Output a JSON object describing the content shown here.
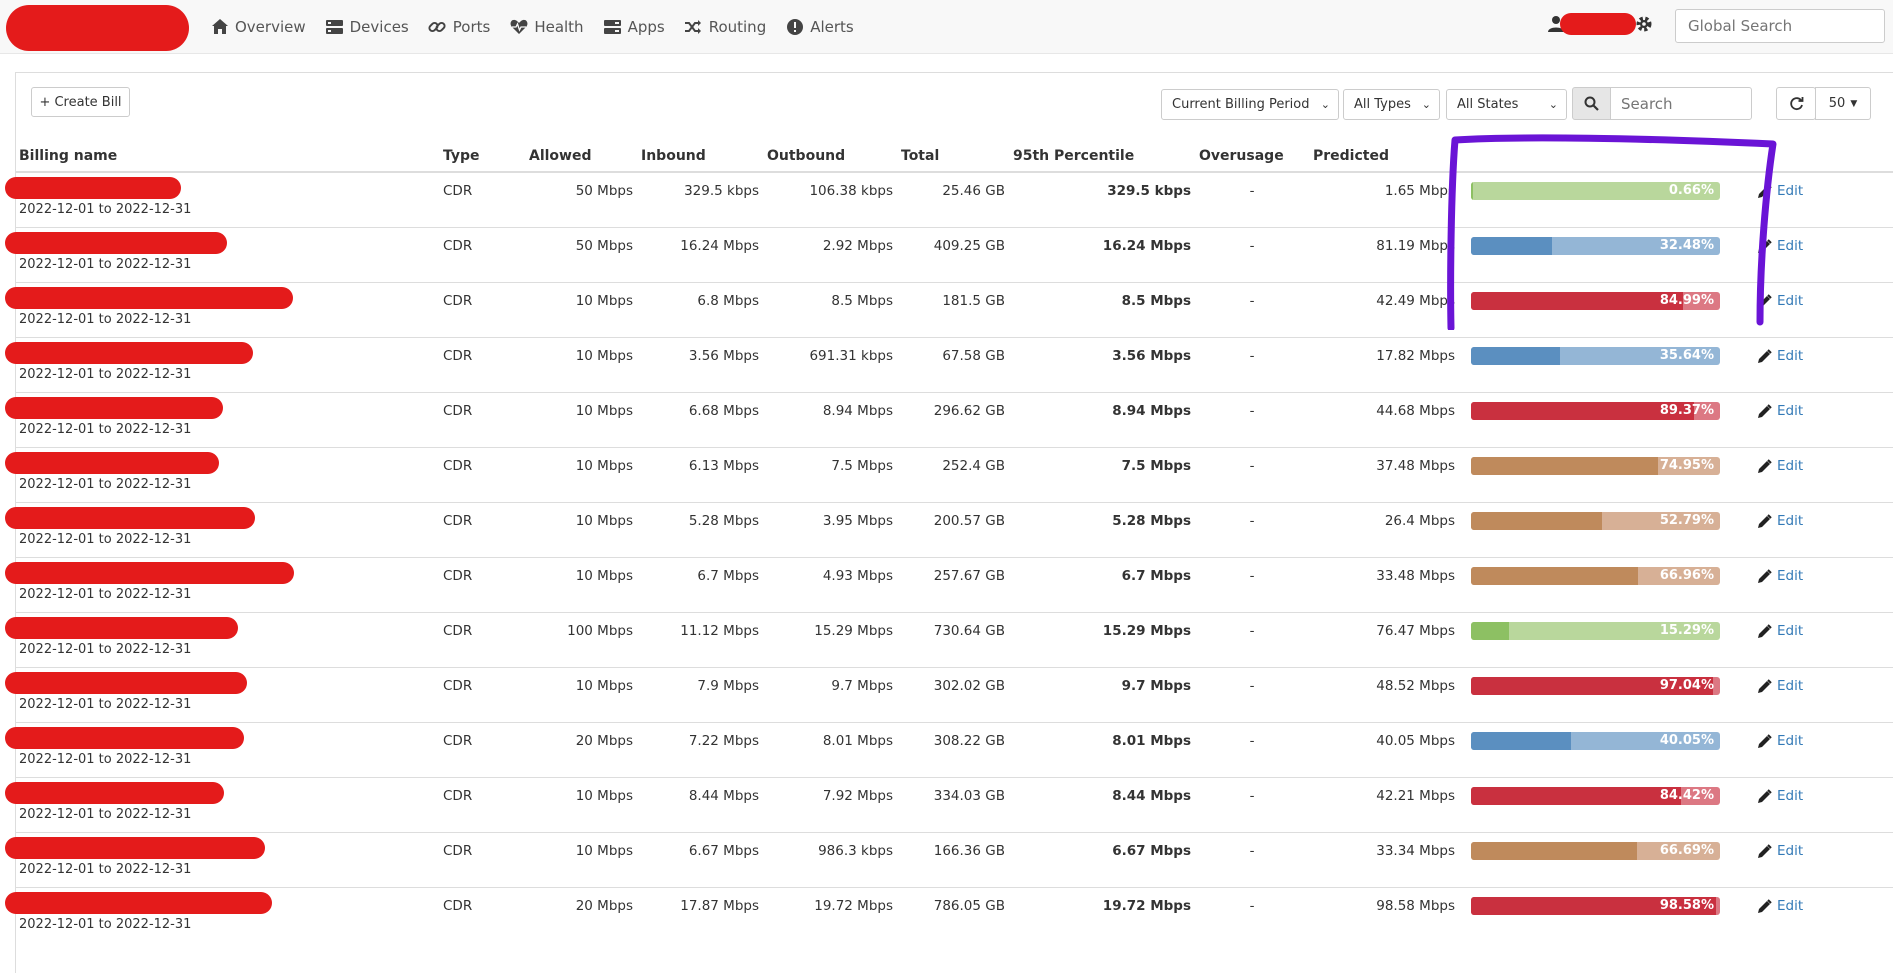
{
  "nav": {
    "items": [
      {
        "label": "Overview",
        "icon": "home-icon"
      },
      {
        "label": "Devices",
        "icon": "server-icon"
      },
      {
        "label": "Ports",
        "icon": "link-icon"
      },
      {
        "label": "Health",
        "icon": "heartbeat-icon"
      },
      {
        "label": "Apps",
        "icon": "tasks-icon"
      },
      {
        "label": "Routing",
        "icon": "random-icon"
      },
      {
        "label": "Alerts",
        "icon": "exclamation-circle-icon"
      }
    ],
    "global_search_placeholder": "Global Search"
  },
  "toolbar": {
    "create_bill_label": "+ Create Bill",
    "period_select": "Current Billing Period",
    "type_select": "All Types",
    "state_select": "All States",
    "search_placeholder": "Search",
    "page_size": "50"
  },
  "table": {
    "headers": [
      "Billing name",
      "Type",
      "Allowed",
      "Inbound",
      "Outbound",
      "Total",
      "95th Percentile",
      "Overusage",
      "Predicted",
      "",
      ""
    ],
    "edit_label": "Edit",
    "rows": [
      {
        "period": "2022-12-01 to 2022-12-31",
        "type": "CDR",
        "allowed": "50 Mbps",
        "inbound": "329.5 kbps",
        "outbound": "106.38 kbps",
        "total": "25.46 GB",
        "p95": "329.5 kbps",
        "overusage": "-",
        "predicted": "1.65 Mbps",
        "pct": "0.66%",
        "pct_value": 0.66,
        "status": "green"
      },
      {
        "period": "2022-12-01 to 2022-12-31",
        "type": "CDR",
        "allowed": "50 Mbps",
        "inbound": "16.24 Mbps",
        "outbound": "2.92 Mbps",
        "total": "409.25 GB",
        "p95": "16.24 Mbps",
        "overusage": "-",
        "predicted": "81.19 Mbps",
        "pct": "32.48%",
        "pct_value": 32.48,
        "status": "blue"
      },
      {
        "period": "2022-12-01 to 2022-12-31",
        "type": "CDR",
        "allowed": "10 Mbps",
        "inbound": "6.8 Mbps",
        "outbound": "8.5 Mbps",
        "total": "181.5 GB",
        "p95": "8.5 Mbps",
        "overusage": "-",
        "predicted": "42.49 Mbps",
        "pct": "84.99%",
        "pct_value": 84.99,
        "status": "red"
      },
      {
        "period": "2022-12-01 to 2022-12-31",
        "type": "CDR",
        "allowed": "10 Mbps",
        "inbound": "3.56 Mbps",
        "outbound": "691.31 kbps",
        "total": "67.58 GB",
        "p95": "3.56 Mbps",
        "overusage": "-",
        "predicted": "17.82 Mbps",
        "pct": "35.64%",
        "pct_value": 35.64,
        "status": "blue"
      },
      {
        "period": "2022-12-01 to 2022-12-31",
        "type": "CDR",
        "allowed": "10 Mbps",
        "inbound": "6.68 Mbps",
        "outbound": "8.94 Mbps",
        "total": "296.62 GB",
        "p95": "8.94 Mbps",
        "overusage": "-",
        "predicted": "44.68 Mbps",
        "pct": "89.37%",
        "pct_value": 89.37,
        "status": "red"
      },
      {
        "period": "2022-12-01 to 2022-12-31",
        "type": "CDR",
        "allowed": "10 Mbps",
        "inbound": "6.13 Mbps",
        "outbound": "7.5 Mbps",
        "total": "252.4 GB",
        "p95": "7.5 Mbps",
        "overusage": "-",
        "predicted": "37.48 Mbps",
        "pct": "74.95%",
        "pct_value": 74.95,
        "status": "orange"
      },
      {
        "period": "2022-12-01 to 2022-12-31",
        "type": "CDR",
        "allowed": "10 Mbps",
        "inbound": "5.28 Mbps",
        "outbound": "3.95 Mbps",
        "total": "200.57 GB",
        "p95": "5.28 Mbps",
        "overusage": "-",
        "predicted": "26.4 Mbps",
        "pct": "52.79%",
        "pct_value": 52.79,
        "status": "orange"
      },
      {
        "period": "2022-12-01 to 2022-12-31",
        "type": "CDR",
        "allowed": "10 Mbps",
        "inbound": "6.7 Mbps",
        "outbound": "4.93 Mbps",
        "total": "257.67 GB",
        "p95": "6.7 Mbps",
        "overusage": "-",
        "predicted": "33.48 Mbps",
        "pct": "66.96%",
        "pct_value": 66.96,
        "status": "orange"
      },
      {
        "period": "2022-12-01 to 2022-12-31",
        "type": "CDR",
        "allowed": "100 Mbps",
        "inbound": "11.12 Mbps",
        "outbound": "15.29 Mbps",
        "total": "730.64 GB",
        "p95": "15.29 Mbps",
        "overusage": "-",
        "predicted": "76.47 Mbps",
        "pct": "15.29%",
        "pct_value": 15.29,
        "status": "green"
      },
      {
        "period": "2022-12-01 to 2022-12-31",
        "type": "CDR",
        "allowed": "10 Mbps",
        "inbound": "7.9 Mbps",
        "outbound": "9.7 Mbps",
        "total": "302.02 GB",
        "p95": "9.7 Mbps",
        "overusage": "-",
        "predicted": "48.52 Mbps",
        "pct": "97.04%",
        "pct_value": 97.04,
        "status": "red"
      },
      {
        "period": "2022-12-01 to 2022-12-31",
        "type": "CDR",
        "allowed": "20 Mbps",
        "inbound": "7.22 Mbps",
        "outbound": "8.01 Mbps",
        "total": "308.22 GB",
        "p95": "8.01 Mbps",
        "overusage": "-",
        "predicted": "40.05 Mbps",
        "pct": "40.05%",
        "pct_value": 40.05,
        "status": "blue"
      },
      {
        "period": "2022-12-01 to 2022-12-31",
        "type": "CDR",
        "allowed": "10 Mbps",
        "inbound": "8.44 Mbps",
        "outbound": "7.92 Mbps",
        "total": "334.03 GB",
        "p95": "8.44 Mbps",
        "overusage": "-",
        "predicted": "42.21 Mbps",
        "pct": "84.42%",
        "pct_value": 84.42,
        "status": "red"
      },
      {
        "period": "2022-12-01 to 2022-12-31",
        "type": "CDR",
        "allowed": "10 Mbps",
        "inbound": "6.67 Mbps",
        "outbound": "986.3 kbps",
        "total": "166.36 GB",
        "p95": "6.67 Mbps",
        "overusage": "-",
        "predicted": "33.34 Mbps",
        "pct": "66.69%",
        "pct_value": 66.69,
        "status": "orange"
      },
      {
        "period": "2022-12-01 to 2022-12-31",
        "type": "CDR",
        "allowed": "20 Mbps",
        "inbound": "17.87 Mbps",
        "outbound": "19.72 Mbps",
        "total": "786.05 GB",
        "p95": "19.72 Mbps",
        "overusage": "-",
        "predicted": "98.58 Mbps",
        "pct": "98.58%",
        "pct_value": 98.58,
        "status": "red"
      }
    ]
  },
  "colors": {
    "green": {
      "dark": "#8dc063",
      "light": "#b9d79c"
    },
    "blue": {
      "dark": "#5b8fc0",
      "light": "#94b6d6"
    },
    "red": {
      "dark": "#c9303f",
      "light": "#dc7883"
    },
    "orange": {
      "dark": "#bf8a5c",
      "light": "#d7b096"
    },
    "redaction": "#e41b1b",
    "annotation": "#6a14d6",
    "link": "#337ab7"
  }
}
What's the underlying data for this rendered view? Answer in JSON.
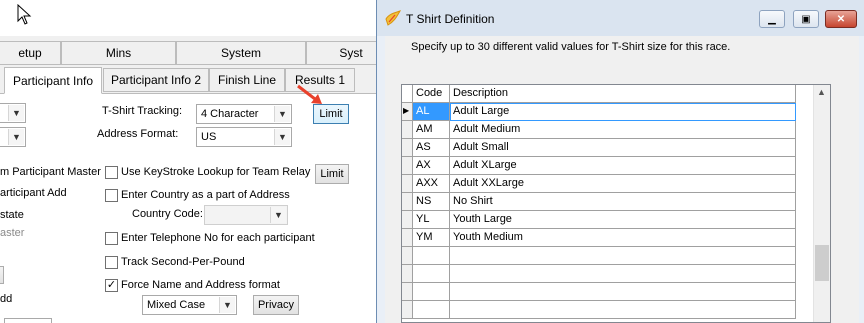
{
  "left_window": {
    "tabs_top": [
      "etup",
      "Mins",
      "System",
      "Syst"
    ],
    "tabs_bottom": [
      "Participant Info",
      "Participant Info 2",
      "Finish Line",
      "Results 1"
    ],
    "tshirt_tracking_label": "T-Shirt Tracking:",
    "tshirt_tracking_value": "4 Character",
    "limit_label": "Limit",
    "address_format_label": "Address Format:",
    "address_format_value": "US",
    "frag_team_master": "m Participant Master",
    "frag_participant_add": "articipant Add",
    "frag_state": "state",
    "frag_aster": "aster",
    "frag_dd": "dd",
    "keystroke_lookup_label": "Use KeyStroke Lookup for Team Relay",
    "keystroke_limit_label": "Limit",
    "enter_country_label": "Enter Country as a part of Address",
    "country_code_label": "Country Code:",
    "country_code_value": "",
    "enter_telephone_label": "Enter Telephone No for each participant",
    "track_second_label": "Track Second-Per-Pound",
    "force_name_label": "Force Name and Address format",
    "force_name_checked": "✓",
    "case_value": "Mixed Case",
    "privacy_label": "Privacy"
  },
  "dialog": {
    "title": "T Shirt Definition",
    "description": "Specify up to 30 different valid values for T-Shirt size for this race.",
    "columns": {
      "code": "Code",
      "description": "Description"
    },
    "current_row_marker": "▶",
    "rows": [
      {
        "code": "AL",
        "description": "Adult Large"
      },
      {
        "code": "AM",
        "description": "Adult Medium"
      },
      {
        "code": "AS",
        "description": "Adult Small"
      },
      {
        "code": "AX",
        "description": "Adult XLarge"
      },
      {
        "code": "AXX",
        "description": "Adult XXLarge"
      },
      {
        "code": "NS",
        "description": "No Shirt"
      },
      {
        "code": "YL",
        "description": "Youth Large"
      },
      {
        "code": "YM",
        "description": "Youth Medium"
      }
    ]
  },
  "colors": {
    "accent_selection": "#3399ff",
    "arrow_red": "#e8412c",
    "dialog_frame": "#dae4f0"
  },
  "icons": [
    "cursor-icon",
    "red-arrow-icon",
    "app-icon",
    "minimize-icon",
    "maximize-icon",
    "close-icon",
    "chevron-down-icon",
    "scroll-up-icon"
  ]
}
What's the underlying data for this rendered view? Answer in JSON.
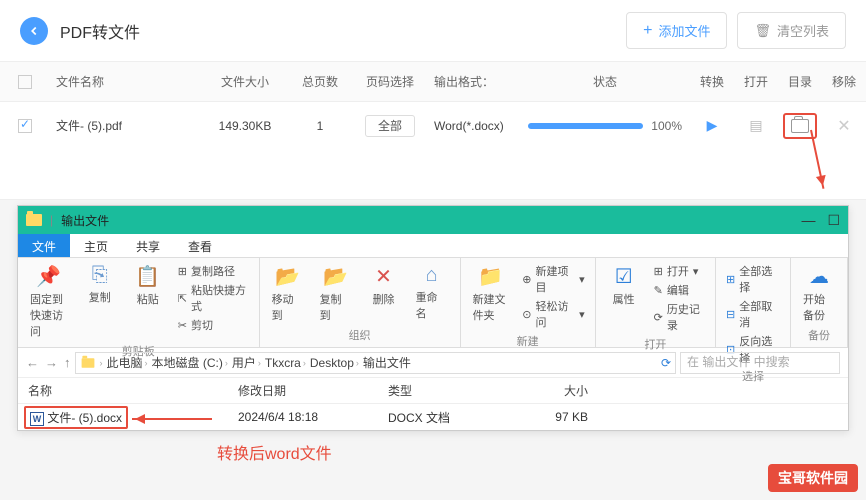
{
  "header": {
    "title": "PDF转文件",
    "add_button": "添加文件",
    "clear_button": "清空列表"
  },
  "table": {
    "headers": {
      "name": "文件名称",
      "size": "文件大小",
      "pages": "总页数",
      "page_select": "页码选择",
      "format": "输出格式：",
      "status": "状态",
      "convert": "转换",
      "open": "打开",
      "dir": "目录",
      "remove": "移除"
    },
    "row": {
      "name": "文件- (5).pdf",
      "size": "149.30KB",
      "pages": "1",
      "select_label": "全部",
      "format": "Word(*.docx)",
      "percent": "100%"
    }
  },
  "explorer": {
    "title": "输出文件",
    "tabs": {
      "file": "文件",
      "home": "主页",
      "share": "共享",
      "view": "查看"
    },
    "ribbon": {
      "pin": "固定到快速访问",
      "copy": "复制",
      "paste": "粘贴",
      "copy_path": "复制路径",
      "paste_shortcut": "粘贴快捷方式",
      "cut": "剪切",
      "clipboard": "剪贴板",
      "move": "移动到",
      "copy_to": "复制到",
      "delete": "删除",
      "rename": "重命名",
      "organize": "组织",
      "new_folder": "新建文件夹",
      "new_item": "新建项目",
      "easy_access": "轻松访问",
      "new": "新建",
      "properties": "属性",
      "open": "打开",
      "edit": "编辑",
      "history": "历史记录",
      "open_group": "打开",
      "select_all": "全部选择",
      "select_none": "全部取消",
      "invert": "反向选择",
      "select": "选择",
      "backup": "开始备份",
      "backup_group": "备份"
    },
    "breadcrumb": {
      "segs": [
        "此电脑",
        "本地磁盘 (C:)",
        "用户",
        "Tkxcra",
        "Desktop",
        "输出文件"
      ],
      "search": "在 输出文件 中搜索"
    },
    "columns": {
      "name": "名称",
      "date": "修改日期",
      "type": "类型",
      "size": "大小"
    },
    "file": {
      "name": "文件- (5).docx",
      "date": "2024/6/4 18:18",
      "type": "DOCX 文档",
      "size": "97 KB"
    }
  },
  "annotation": "转换后word文件",
  "watermark": "宝哥软件园"
}
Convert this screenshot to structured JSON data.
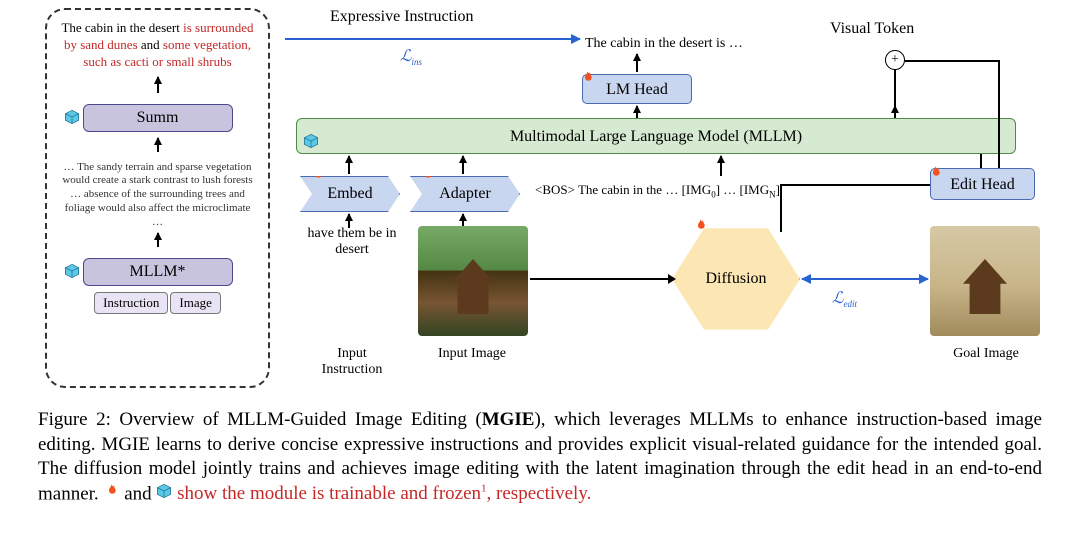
{
  "left_panel": {
    "instruction_black_1": "The cabin in the desert ",
    "instruction_red_1": "is surrounded by sand dunes",
    "instruction_black_2": " and ",
    "instruction_red_2": "some vegetation, such as cacti or small shrubs",
    "summ_label": "Summ",
    "detail": "… The sandy terrain and sparse vegetation would create a stark contrast to lush forests … absence of the surrounding trees and foliage would also affect the microclimate …",
    "mllm_star": "MLLM*",
    "input_left": "Instruction",
    "input_right": "Image"
  },
  "top": {
    "expressive": "Expressive Instruction",
    "l_ins": "ℒ",
    "l_ins_sub": "ins",
    "cabin_output": "The cabin in the desert is …",
    "visual_token": "Visual Token"
  },
  "blocks": {
    "lm_head": "LM Head",
    "mllm_bar": "Multimodal Large Language Model (MLLM)",
    "embed": "Embed",
    "adapter": "Adapter",
    "edit_head": "Edit Head",
    "diffusion": "Diffusion",
    "token_sequence_pre": "<BOS> The cabin in the …  [IMG",
    "token_sequence_mid": "] … [IMG",
    "token_sequence_post": "]"
  },
  "labels": {
    "have_them": "have them be in desert",
    "input_instruction": "Input Instruction",
    "input_image": "Input Image",
    "goal_image": "Goal Image",
    "l_edit": "ℒ",
    "l_edit_sub": "edit"
  },
  "caption": {
    "prefix": "Figure 2: Overview of MLLM-Guided Image Editing (",
    "bold": "MGIE",
    "mid": "), which leverages MLLMs to enhance instruction-based image editing. MGIE learns to derive concise expressive instructions and provides explicit visual-related guidance for the intended goal. The diffusion model jointly trains and achieves image editing with the latent imagination through the edit head in an end-to-end manner. ",
    "red_part": " show the module is trainable and frozen",
    "red_tail": ", respectively.",
    "and": " and "
  },
  "icons": {
    "fire": "fire-icon",
    "frozen": "cube-frozen-icon",
    "plus": "+"
  }
}
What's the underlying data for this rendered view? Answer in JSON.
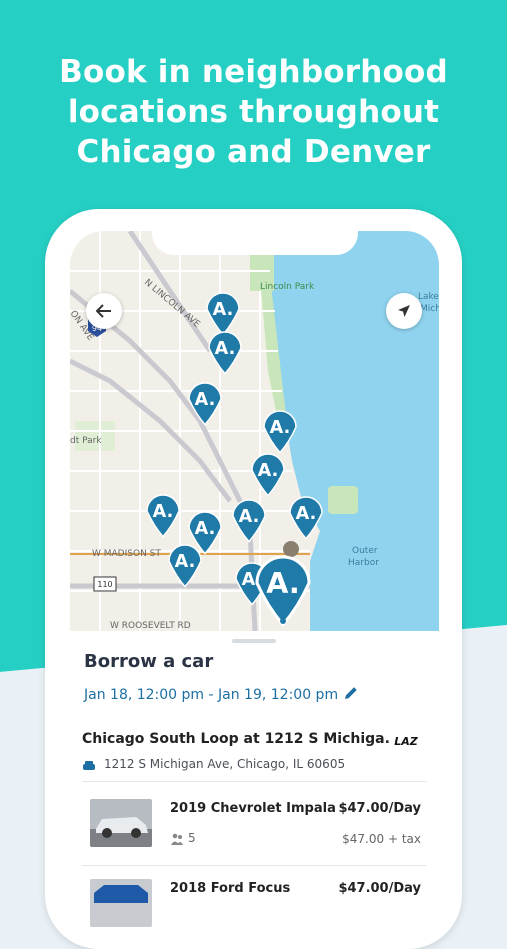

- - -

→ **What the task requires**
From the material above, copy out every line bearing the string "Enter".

→ **Exercise output**
    "enter_country_label": "Enter Country as a part of Address",
    "enter_telephone_label": "Enter Telephone No for each participant",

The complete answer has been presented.